So when a singer tries to take the role of "the sexy one" away from who the lyrics have clearly given that role to, it just doesn't work. And it never will. People can tart this song up and find a following but they can't keep this joke from working. And it only works if people keep failing to sing this song in alignment with its lyrics.
But who knows? Maybe all it will take is one singer, as I've suggested elsewhere, like Adele; someone who can restrain every impulse that doesn't get in a song's way; maybe one singer like that could steal "Fever" away from everyone who tried to take the sexy role away from that mysterious "other person" out there.
In any case, this joke, this little 13 word diversion, made me laugh and then think about why. True, a lot of these "Fever" related opinions have been forming in me for some time, but this joke brought them all to a head and suddenly I'm as clear as I've ever been about it.
I think this is because humor has a way of getting to the heart of the matter that other ways of communicating don't. It has a poetry-like way of connecting assumptions and shared experiences, through a cycle of tension, release and recognition, and attempting to do it with the minimum number of words.The less unnecessary words in a poem or comedy routine the better. When it works there is the spontaneous release of energy that we call laughter, and it's not easy to fake. Not as easy as a lot of people apparently think it is. Just look around and listen during a typical day and notice how much fake laughter you can hear. Genuine laughter, a true spontaneous release of energy, is not easy to fake. It can be done, I assume, but I think it takes some real skill.
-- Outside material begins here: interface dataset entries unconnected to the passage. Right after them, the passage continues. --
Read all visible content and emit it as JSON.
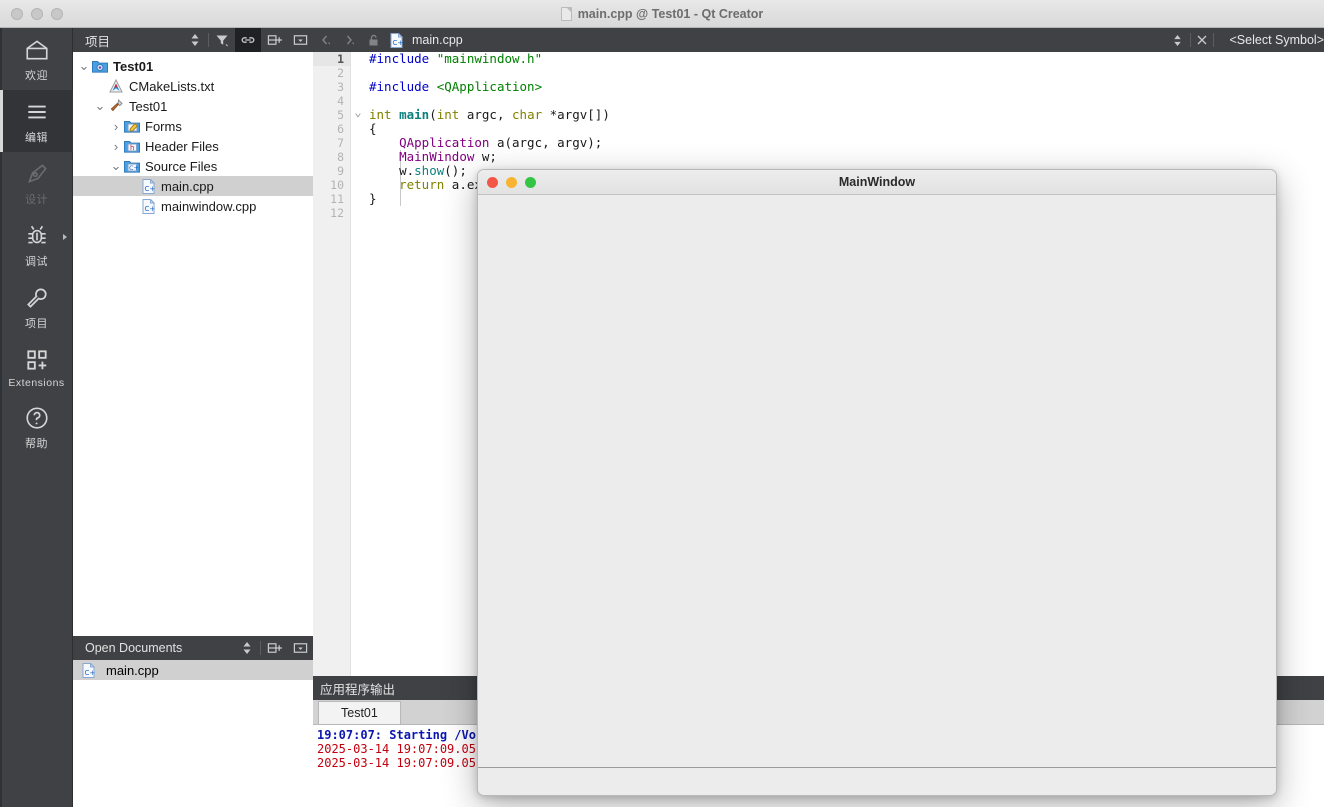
{
  "window": {
    "title": "main.cpp @ Test01 - Qt Creator",
    "traffic_lights": [
      "close",
      "minimize",
      "zoom"
    ]
  },
  "modebar": {
    "items": [
      {
        "label": "欢迎",
        "icon": "home-icon",
        "state": "enabled"
      },
      {
        "label": "编辑",
        "icon": "edit-lines-icon",
        "state": "active"
      },
      {
        "label": "设计",
        "icon": "design-pen-icon",
        "state": "disabled"
      },
      {
        "label": "调试",
        "icon": "debug-bug-icon",
        "state": "enabled",
        "has_submenu": true
      },
      {
        "label": "项目",
        "icon": "projects-wrench-icon",
        "state": "enabled"
      },
      {
        "label": "Extensions",
        "icon": "extensions-grid-icon",
        "state": "enabled"
      },
      {
        "label": "帮助",
        "icon": "help-question-icon",
        "state": "enabled"
      }
    ]
  },
  "projects_panel": {
    "title": "项目",
    "toolbar": [
      {
        "name": "sync-selector",
        "icon": "up-down-arrows-icon",
        "active": false
      },
      {
        "name": "filter",
        "icon": "filter-icon",
        "active": false
      },
      {
        "name": "link-with-editor",
        "icon": "link-icon",
        "active": true
      },
      {
        "name": "split",
        "icon": "split-add-icon",
        "active": false
      },
      {
        "name": "close-panel",
        "icon": "minimize-box-icon",
        "active": false
      }
    ],
    "tree": [
      {
        "label": "Test01",
        "icon": "project-folder-icon",
        "depth": 0,
        "twisty": "open",
        "bold": true,
        "selected": false
      },
      {
        "label": "CMakeLists.txt",
        "icon": "cmake-icon",
        "depth": 1,
        "twisty": "none",
        "bold": false,
        "selected": false
      },
      {
        "label": "Test01",
        "icon": "hammer-icon",
        "depth": 1,
        "twisty": "open",
        "bold": false,
        "selected": false
      },
      {
        "label": "Forms",
        "icon": "forms-folder-icon",
        "depth": 2,
        "twisty": "closed",
        "bold": false,
        "selected": false
      },
      {
        "label": "Header Files",
        "icon": "header-folder-icon",
        "depth": 2,
        "twisty": "closed",
        "bold": false,
        "selected": false
      },
      {
        "label": "Source Files",
        "icon": "source-folder-icon",
        "depth": 2,
        "twisty": "open",
        "bold": false,
        "selected": false
      },
      {
        "label": "main.cpp",
        "icon": "cpp-file-icon",
        "depth": 3,
        "twisty": "none",
        "bold": false,
        "selected": true
      },
      {
        "label": "mainwindow.cpp",
        "icon": "cpp-file-icon",
        "depth": 3,
        "twisty": "none",
        "bold": false,
        "selected": false
      }
    ]
  },
  "open_documents_panel": {
    "title": "Open Documents",
    "toolbar": [
      {
        "name": "sync-selector",
        "icon": "up-down-arrows-icon"
      },
      {
        "name": "split",
        "icon": "split-add-icon"
      },
      {
        "name": "close-panel",
        "icon": "minimize-box-icon"
      }
    ],
    "items": [
      {
        "label": "main.cpp",
        "icon": "cpp-file-icon",
        "selected": true
      }
    ]
  },
  "editor": {
    "toolbar": {
      "back": "‹",
      "forward": "›",
      "lock_icon": "unlocked-icon",
      "file_icon": "cpp-file-icon",
      "filename": "main.cpp",
      "updown_icon": "up-down-arrows-icon",
      "close_icon": "close-x-icon",
      "symbol_selector": "<Select Symbol>"
    },
    "current_line": 1,
    "line_numbers": [
      "1",
      "2",
      "3",
      "4",
      "5",
      "6",
      "7",
      "8",
      "9",
      "10",
      "11",
      "12"
    ],
    "fold_markers": {
      "5": "open"
    },
    "lines": [
      [
        {
          "t": "#include ",
          "c": "pre"
        },
        {
          "t": "\"mainwindow.h\"",
          "c": "str"
        }
      ],
      [],
      [
        {
          "t": "#include ",
          "c": "pre"
        },
        {
          "t": "<QApplication>",
          "c": "str"
        }
      ],
      [],
      [
        {
          "t": "int ",
          "c": "kw"
        },
        {
          "t": "main",
          "c": "fn"
        },
        {
          "t": "(",
          "c": "plain"
        },
        {
          "t": "int",
          "c": "kw"
        },
        {
          "t": " argc, ",
          "c": "plain"
        },
        {
          "t": "char",
          "c": "kw"
        },
        {
          "t": " *argv[])",
          "c": "plain"
        }
      ],
      [
        {
          "t": "{",
          "c": "plain"
        }
      ],
      [
        {
          "t": "    ",
          "c": "plain"
        },
        {
          "t": "QApplication",
          "c": "type"
        },
        {
          "t": " a(argc, argv);",
          "c": "plain"
        }
      ],
      [
        {
          "t": "    ",
          "c": "plain"
        },
        {
          "t": "MainWindow",
          "c": "type"
        },
        {
          "t": " w;",
          "c": "plain"
        }
      ],
      [
        {
          "t": "    w.",
          "c": "plain"
        },
        {
          "t": "show",
          "c": "meth"
        },
        {
          "t": "();",
          "c": "plain"
        }
      ],
      [
        {
          "t": "    ",
          "c": "plain"
        },
        {
          "t": "return",
          "c": "kw"
        },
        {
          "t": " a.ex",
          "c": "plain"
        }
      ],
      [
        {
          "t": "}",
          "c": "plain"
        }
      ],
      []
    ]
  },
  "output_pane": {
    "title": "应用程序输出",
    "tabs": [
      {
        "label": "Test01",
        "active": true
      }
    ],
    "lines": [
      {
        "text": "19:07:07: Starting /Vo",
        "color": "blue"
      },
      {
        "text": "2025-03-14 19:07:09.05",
        "color": "red"
      },
      {
        "text": "2025-03-14 19:07:09.05",
        "color": "red"
      }
    ]
  },
  "app_dialog": {
    "title": "MainWindow",
    "traffic_lights": [
      {
        "name": "close",
        "color": "#f35547"
      },
      {
        "name": "minimize",
        "color": "#f7b432"
      },
      {
        "name": "zoom",
        "color": "#34c544"
      }
    ]
  },
  "colors": {
    "chrome_dark": "#3f4145",
    "mode_active": "#323438",
    "selection": "#d0d0d0",
    "preproc": "#0000c8",
    "string": "#008000",
    "keyword": "#808000",
    "function": "#0e7f7f",
    "type": "#800080",
    "output_blue": "#0b16b0",
    "output_red": "#c4000d"
  }
}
I think one of the ways people build trust is by sharing humor. Maybe humor started as trust building behavior. I think this is because humor involves shared experiences and values and, most importantly, it is not easy to fake. I can tell you, "I'm tired of hearing women singing "Fever" too." and you might believe me or not. But if we laughed together over this joke, we would know right away that we were pretty likely to share a least some similar experiences and values. Enough perhaps to see what else we had in common. In any case, a small amount of understanding would have occurred.
If I share a laugh with you, what we both laugh at tells us each something about the other. And it's all condensed by the poetry of humor into a very small number of words. One way to look at shared laughter is to see it as a small amount of trust that can be created in a small amount of time. Like feelers, our jokes, whether crude or refined, help us look for company, people who are like us, people who share our outlook. They can, of course be used to attack the outlook of other people, but the target of those jokes is not the person being attacked. That's not who will laugh at that joke. The people who laugh at that joke will be people who agree with the joke teller's point of view. Humor might be the fastest way and most accurate way to find out how much another person shares your point of view.
But I digress...
One more joke: Mom says to her son, "And what do you want to be when you grow up?" And the little boy says, "I wanna be a rock star Mommy!" and she says, "You can't do both Sweetie..."
I think this joke is great because it reminds me of the conflict between whatever society defines as "growing up" at any given moment, and the kind of child-like state of mind that a creative life, particularly a rock musician's life requires. Wanna grow up? Don't be a rock star. Wanna be a rock star? Well then you can't grow up. I don't know if this is true literally, but it's true enough to be funny.